This dynamic potentiated a grand hypocrisy among commercialized ethical righteousness, and illuminates with striking clarity a malfunction inherent within society's moral cognitive functioning: while we found comfort and security in denouncing Tyson's core and essential humanness, we could never thwart the massive appeal he invoked within our own consciousness. We relished watching him fail, savored the juicy details of his constant tribulations, and could not wait to hear about the next episode in his seemingly inevitable and cataclysmic self-destruction. There should have been an obligation to question this blatantly obvious, quickly manifesting dichotomy within the public eye of concurrently loathing, yet remaining utterly seduced by Tyson.
With subtle, yet prodigious self awareness, Tyson served as a mirror to society, revealing what was stark reflection into the more primal, darker elements of the animalistic nature intrinsic, and forever inescapable, within us all. An image that wavered our own supposed heightened morality, and exemplified what was in fact society's perhaps subconscious, but nonetheless complicit emulation of the menacing, tyrannical antics and instincts they had so ruthlessly condemned Tyson for flaunting; as through the sickeningly sweet pleasure we found and craved in Tyson's personal anguish and torment, and the carceralesque suppression we imposed upon his humanity, its apparent that while Tyson might have been "the baddest man on the planet," he simply had no fighting chance when forced to face the "baddest" of society's brash judgment and prejudicial subjugation. The inability to consolidate our conflicted and obsessive love-hate enthrallment for Tyson highlights the deepest abysses of our own unrefined existence, an unsettling reality for which the most viable defense mechanism for coping was to further outlaw and criminalize him-- a desperate attempt to widen the chasm established between his humanity and our own--to appease and thwart the demons he provoked in us all.
Undoubtedly, Tyson operated well outside the realm of normative social discourse, but that fact alone holds no bearing on the fundamental quality of his character as a human being.
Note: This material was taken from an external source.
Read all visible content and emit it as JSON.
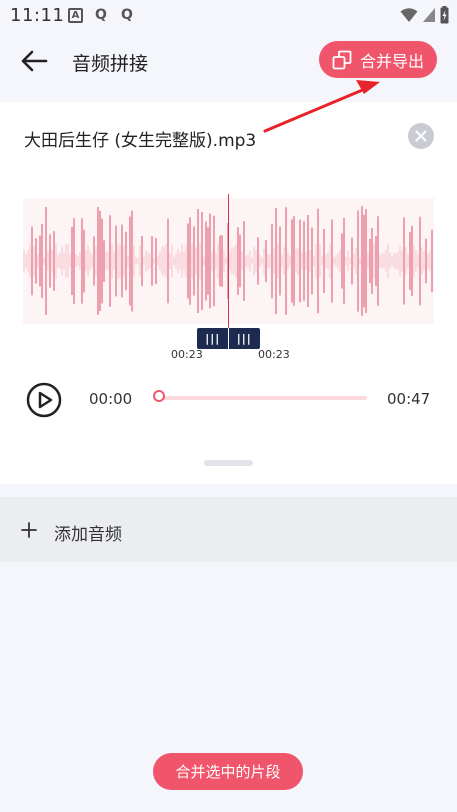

His current renaissance is testament enough to declare with the utmost confidence that the media, and the tentacles it so relentlessly and persuasively implanted into generalized social perception of Tyson are the forces to be held ultimately accountable for his meteoric downfall. Tyson's raw and unappreciated intelligence and genuine empathy were shamelessly neglected and/or manipulated by an assault too intent on demonizing him for "masses are asses," public's entertainment to consider the progressive and overwhelming strain being applied to a man whose emotional fragility was already about as tenuous as it gets.
By Hunter Holbrook
Music: Rock the night (diamond cut remix) by Diamond Cut Music